* About this task
Please return every record below exactly as it stands.

* Exercise materials
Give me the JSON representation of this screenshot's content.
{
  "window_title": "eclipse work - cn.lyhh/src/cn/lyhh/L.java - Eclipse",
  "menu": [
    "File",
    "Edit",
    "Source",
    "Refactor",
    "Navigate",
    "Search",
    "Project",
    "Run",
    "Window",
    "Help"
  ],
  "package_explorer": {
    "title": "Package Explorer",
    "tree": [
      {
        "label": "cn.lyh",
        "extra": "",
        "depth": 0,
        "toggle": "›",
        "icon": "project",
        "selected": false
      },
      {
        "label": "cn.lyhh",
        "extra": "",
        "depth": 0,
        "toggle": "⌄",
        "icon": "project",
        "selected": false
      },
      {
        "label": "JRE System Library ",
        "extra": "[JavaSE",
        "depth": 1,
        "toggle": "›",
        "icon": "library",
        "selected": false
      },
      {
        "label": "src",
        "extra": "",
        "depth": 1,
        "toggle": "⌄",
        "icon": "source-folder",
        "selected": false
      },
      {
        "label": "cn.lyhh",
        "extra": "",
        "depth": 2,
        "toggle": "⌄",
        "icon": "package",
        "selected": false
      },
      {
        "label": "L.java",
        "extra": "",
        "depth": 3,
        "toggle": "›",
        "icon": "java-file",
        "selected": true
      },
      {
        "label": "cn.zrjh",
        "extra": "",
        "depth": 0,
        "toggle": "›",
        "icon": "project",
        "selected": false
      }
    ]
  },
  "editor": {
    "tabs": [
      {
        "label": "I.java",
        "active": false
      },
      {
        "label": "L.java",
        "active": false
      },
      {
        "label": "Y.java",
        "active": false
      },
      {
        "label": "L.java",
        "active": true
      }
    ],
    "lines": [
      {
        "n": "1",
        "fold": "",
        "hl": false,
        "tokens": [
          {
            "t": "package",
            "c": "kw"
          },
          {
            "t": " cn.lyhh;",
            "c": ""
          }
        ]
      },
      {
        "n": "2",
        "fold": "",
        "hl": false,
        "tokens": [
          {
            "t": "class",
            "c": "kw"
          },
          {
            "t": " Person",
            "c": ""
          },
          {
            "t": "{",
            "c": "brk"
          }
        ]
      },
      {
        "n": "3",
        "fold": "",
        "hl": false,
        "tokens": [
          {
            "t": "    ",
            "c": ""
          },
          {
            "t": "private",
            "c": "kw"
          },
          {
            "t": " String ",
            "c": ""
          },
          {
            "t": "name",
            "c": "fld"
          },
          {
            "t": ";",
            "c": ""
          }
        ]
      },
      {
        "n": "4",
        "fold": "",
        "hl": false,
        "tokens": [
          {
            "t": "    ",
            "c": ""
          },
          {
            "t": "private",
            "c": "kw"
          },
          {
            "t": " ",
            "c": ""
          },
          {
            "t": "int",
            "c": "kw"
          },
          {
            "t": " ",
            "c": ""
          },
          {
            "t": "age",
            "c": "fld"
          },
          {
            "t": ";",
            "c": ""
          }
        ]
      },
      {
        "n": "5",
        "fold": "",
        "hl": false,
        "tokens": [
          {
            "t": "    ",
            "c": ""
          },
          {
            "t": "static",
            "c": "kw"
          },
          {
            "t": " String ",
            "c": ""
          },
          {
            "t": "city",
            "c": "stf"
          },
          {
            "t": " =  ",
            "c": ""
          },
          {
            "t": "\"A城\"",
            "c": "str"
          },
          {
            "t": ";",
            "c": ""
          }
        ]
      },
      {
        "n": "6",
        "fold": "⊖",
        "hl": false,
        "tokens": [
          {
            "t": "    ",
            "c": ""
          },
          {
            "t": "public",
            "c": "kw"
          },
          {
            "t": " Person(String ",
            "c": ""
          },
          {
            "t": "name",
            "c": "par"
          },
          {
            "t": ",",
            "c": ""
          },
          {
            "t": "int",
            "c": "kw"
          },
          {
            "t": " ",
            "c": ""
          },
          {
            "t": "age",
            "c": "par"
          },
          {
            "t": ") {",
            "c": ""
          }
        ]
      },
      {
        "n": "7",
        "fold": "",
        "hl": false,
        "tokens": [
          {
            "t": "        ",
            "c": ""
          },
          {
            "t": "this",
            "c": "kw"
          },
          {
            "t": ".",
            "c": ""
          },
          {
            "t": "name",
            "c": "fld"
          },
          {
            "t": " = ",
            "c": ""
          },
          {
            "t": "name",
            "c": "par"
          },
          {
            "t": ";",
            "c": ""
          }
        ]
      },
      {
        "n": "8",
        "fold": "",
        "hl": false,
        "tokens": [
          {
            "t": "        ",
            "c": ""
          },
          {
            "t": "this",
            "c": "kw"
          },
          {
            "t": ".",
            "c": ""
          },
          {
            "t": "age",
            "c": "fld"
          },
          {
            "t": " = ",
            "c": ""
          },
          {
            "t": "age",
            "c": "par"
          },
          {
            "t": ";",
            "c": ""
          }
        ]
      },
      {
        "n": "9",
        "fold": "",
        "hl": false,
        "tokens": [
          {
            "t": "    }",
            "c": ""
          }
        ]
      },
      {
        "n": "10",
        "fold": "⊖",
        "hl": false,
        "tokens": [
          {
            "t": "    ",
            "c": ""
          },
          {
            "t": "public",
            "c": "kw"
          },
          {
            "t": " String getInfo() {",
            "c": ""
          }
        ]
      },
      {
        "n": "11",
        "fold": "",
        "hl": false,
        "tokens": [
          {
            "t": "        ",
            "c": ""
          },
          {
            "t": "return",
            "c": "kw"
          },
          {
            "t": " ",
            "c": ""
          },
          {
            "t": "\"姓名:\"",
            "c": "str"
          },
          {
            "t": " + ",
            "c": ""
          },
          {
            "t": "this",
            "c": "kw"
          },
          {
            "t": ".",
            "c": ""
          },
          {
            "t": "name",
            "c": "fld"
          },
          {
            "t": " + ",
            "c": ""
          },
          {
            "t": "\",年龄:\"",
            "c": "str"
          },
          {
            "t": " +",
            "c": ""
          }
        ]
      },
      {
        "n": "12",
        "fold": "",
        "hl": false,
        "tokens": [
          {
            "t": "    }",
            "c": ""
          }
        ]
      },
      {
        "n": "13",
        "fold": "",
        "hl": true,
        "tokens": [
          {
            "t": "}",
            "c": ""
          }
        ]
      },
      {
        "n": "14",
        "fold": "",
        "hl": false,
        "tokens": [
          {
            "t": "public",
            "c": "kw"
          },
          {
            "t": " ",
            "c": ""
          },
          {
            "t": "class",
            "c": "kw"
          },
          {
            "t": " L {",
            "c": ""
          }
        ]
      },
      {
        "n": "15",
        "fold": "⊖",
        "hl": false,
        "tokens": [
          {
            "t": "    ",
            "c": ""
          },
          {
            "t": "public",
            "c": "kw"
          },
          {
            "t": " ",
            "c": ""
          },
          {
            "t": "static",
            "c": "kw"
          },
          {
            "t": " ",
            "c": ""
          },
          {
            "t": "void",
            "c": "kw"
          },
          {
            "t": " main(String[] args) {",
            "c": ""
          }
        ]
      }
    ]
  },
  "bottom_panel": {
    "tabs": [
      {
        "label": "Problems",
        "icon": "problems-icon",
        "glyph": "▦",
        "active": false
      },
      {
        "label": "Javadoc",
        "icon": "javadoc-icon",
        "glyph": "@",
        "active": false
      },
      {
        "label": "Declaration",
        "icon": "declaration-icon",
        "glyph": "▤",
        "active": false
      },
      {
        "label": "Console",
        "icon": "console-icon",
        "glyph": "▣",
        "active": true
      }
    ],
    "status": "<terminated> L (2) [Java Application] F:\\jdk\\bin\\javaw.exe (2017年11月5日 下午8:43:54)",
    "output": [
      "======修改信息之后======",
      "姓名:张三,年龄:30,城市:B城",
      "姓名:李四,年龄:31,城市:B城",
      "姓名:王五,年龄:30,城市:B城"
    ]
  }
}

* Output of the exercise
Give me the JSON representation of this screenshot's content.
{
  "window_title": "eclipse work - cn.lyhh/src/cn/lyhh/L.java - Eclipse",
  "menu": [
    "File",
    "Edit",
    "Source",
    "Refactor",
    "Navigate",
    "Search",
    "Project",
    "Run",
    "Window",
    "Help"
  ],
  "package_explorer": {
    "title": "Package Explorer",
    "tree": [
      {
        "label": "cn.lyh",
        "extra": "",
        "depth": 0,
        "toggle": "›",
        "icon": "project",
        "selected": false
      },
      {
        "label": "cn.lyhh",
        "extra": "",
        "depth": 0,
        "toggle": "⌄",
        "icon": "project",
        "selected": false
      },
      {
        "label": "JRE System Library ",
        "extra": "[JavaSE",
        "depth": 1,
        "toggle": "›",
        "icon": "library",
        "selected": false
      },
      {
        "label": "src",
        "extra": "",
        "depth": 1,
        "toggle": "⌄",
        "icon": "source-folder",
        "selected": false
      },
      {
        "label": "cn.lyhh",
        "extra": "",
        "depth": 2,
        "toggle": "⌄",
        "icon": "package",
        "selected": false
      },
      {
        "label": "L.java",
        "extra": "",
        "depth": 3,
        "toggle": "›",
        "icon": "java-file",
        "selected": true
      },
      {
        "label": "cn.zrjh",
        "extra": "",
        "depth": 0,
        "toggle": "›",
        "icon": "project",
        "selected": false
      }
    ]
  },
  "editor": {
    "tabs": [
      {
        "label": "I.java",
        "active": false
      },
      {
        "label": "L.java",
        "active": false
      },
      {
        "label": "Y.java",
        "active": false
      },
      {
        "label": "L.java",
        "active": true
      }
    ],
    "lines": [
      {
        "n": "1",
        "fold": "",
        "hl": false,
        "tokens": [
          {
            "t": "package",
            "c": "kw"
          },
          {
            "t": " cn.lyhh;",
            "c": ""
          }
        ]
      },
      {
        "n": "2",
        "fold": "",
        "hl": false,
        "tokens": [
          {
            "t": "class",
            "c": "kw"
          },
          {
            "t": " Person",
            "c": ""
          },
          {
            "t": "{",
            "c": "brk"
          }
        ]
      },
      {
        "n": "3",
        "fold": "",
        "hl": false,
        "tokens": [
          {
            "t": "    ",
            "c": ""
          },
          {
            "t": "private",
            "c": "kw"
          },
          {
            "t": " String ",
            "c": ""
          },
          {
            "t": "name",
            "c": "fld"
          },
          {
            "t": ";",
            "c": ""
          }
        ]
      },
      {
        "n": "4",
        "fold": "",
        "hl": false,
        "tokens": [
          {
            "t": "    ",
            "c": ""
          },
          {
            "t": "private",
            "c": "kw"
          },
          {
            "t": " ",
            "c": ""
          },
          {
            "t": "int",
            "c": "kw"
          },
          {
            "t": " ",
            "c": ""
          },
          {
            "t": "age",
            "c": "fld"
          },
          {
            "t": ";",
            "c": ""
          }
        ]
      },
      {
        "n": "5",
        "fold": "",
        "hl": false,
        "tokens": [
          {
            "t": "    ",
            "c": ""
          },
          {
            "t": "static",
            "c": "kw"
          },
          {
            "t": " String ",
            "c": ""
          },
          {
            "t": "city",
            "c": "stf"
          },
          {
            "t": " =  ",
            "c": ""
          },
          {
            "t": "\"A城\"",
            "c": "str"
          },
          {
            "t": ";",
            "c": ""
          }
        ]
      },
      {
        "n": "6",
        "fold": "⊖",
        "hl": false,
        "tokens": [
          {
            "t": "    ",
            "c": ""
          },
          {
            "t": "public",
            "c": "kw"
          },
          {
            "t": " Person(String ",
            "c": ""
          },
          {
            "t": "name",
            "c": "par"
          },
          {
            "t": ",",
            "c": ""
          },
          {
            "t": "int",
            "c": "kw"
          },
          {
            "t": " ",
            "c": ""
          },
          {
            "t": "age",
            "c": "par"
          },
          {
            "t": ") {",
            "c": ""
          }
        ]
      },
      {
        "n": "7",
        "fold": "",
        "hl": false,
        "tokens": [
          {
            "t": "        ",
            "c": ""
          },
          {
            "t": "this",
            "c": "kw"
          },
          {
            "t": ".",
            "c": ""
          },
          {
            "t": "name",
            "c": "fld"
          },
          {
            "t": " = ",
            "c": ""
          },
          {
            "t": "name",
            "c": "par"
          },
          {
            "t": ";",
            "c": ""
          }
        ]
      },
      {
        "n": "8",
        "fold": "",
        "hl": false,
        "tokens": [
          {
            "t": "        ",
            "c": ""
          },
          {
            "t": "this",
            "c": "kw"
          },
          {
            "t": ".",
            "c": ""
          },
          {
            "t": "age",
            "c": "fld"
          },
          {
            "t": " = ",
            "c": ""
          },
          {
            "t": "age",
            "c": "par"
          },
          {
            "t": ";",
            "c": ""
          }
        ]
      },
      {
        "n": "9",
        "fold": "",
        "hl": false,
        "tokens": [
          {
            "t": "    }",
            "c": ""
          }
        ]
      },
      {
        "n": "10",
        "fold": "⊖",
        "hl": false,
        "tokens": [
          {
            "t": "    ",
            "c": ""
          },
          {
            "t": "public",
            "c": "kw"
          },
          {
            "t": " String getInfo() {",
            "c": ""
          }
        ]
      },
      {
        "n": "11",
        "fold": "",
        "hl": false,
        "tokens": [
          {
            "t": "        ",
            "c": ""
          },
          {
            "t": "return",
            "c": "kw"
          },
          {
            "t": " ",
            "c": ""
          },
          {
            "t": "\"姓名:\"",
            "c": "str"
          },
          {
            "t": " + ",
            "c": ""
          },
          {
            "t": "this",
            "c": "kw"
          },
          {
            "t": ".",
            "c": ""
          },
          {
            "t": "name",
            "c": "fld"
          },
          {
            "t": " + ",
            "c": ""
          },
          {
            "t": "\",年龄:\"",
            "c": "str"
          },
          {
            "t": " +",
            "c": ""
          }
        ]
      },
      {
        "n": "12",
        "fold": "",
        "hl": false,
        "tokens": [
          {
            "t": "    }",
            "c": ""
          }
        ]
      },
      {
        "n": "13",
        "fold": "",
        "hl": true,
        "tokens": [
          {
            "t": "}",
            "c": ""
          }
        ]
      },
      {
        "n": "14",
        "fold": "",
        "hl": false,
        "tokens": [
          {
            "t": "public",
            "c": "kw"
          },
          {
            "t": " ",
            "c": ""
          },
          {
            "t": "class",
            "c": "kw"
          },
          {
            "t": " L {",
            "c": ""
          }
        ]
      },
      {
        "n": "15",
        "fold": "⊖",
        "hl": false,
        "tokens": [
          {
            "t": "    ",
            "c": ""
          },
          {
            "t": "public",
            "c": "kw"
          },
          {
            "t": " ",
            "c": ""
          },
          {
            "t": "static",
            "c": "kw"
          },
          {
            "t": " ",
            "c": ""
          },
          {
            "t": "void",
            "c": "kw"
          },
          {
            "t": " main(String[] args) {",
            "c": ""
          }
        ]
      }
    ]
  },
  "bottom_panel": {
    "tabs": [
      {
        "label": "Problems",
        "icon": "problems-icon",
        "glyph": "▦",
        "active": false
      },
      {
        "label": "Javadoc",
        "icon": "javadoc-icon",
        "glyph": "@",
        "active": false
      },
      {
        "label": "Declaration",
        "icon": "declaration-icon",
        "glyph": "▤",
        "active": false
      },
      {
        "label": "Console",
        "icon": "console-icon",
        "glyph": "▣",
        "active": true
      }
    ],
    "status": "<terminated> L (2) [Java Application] F:\\jdk\\bin\\javaw.exe (2017年11月5日 下午8:43:54)",
    "output": [
      "======修改信息之后======",
      "姓名:张三,年龄:30,城市:B城",
      "姓名:李四,年龄:31,城市:B城",
      "姓名:王五,年龄:30,城市:B城"
    ]
  }
}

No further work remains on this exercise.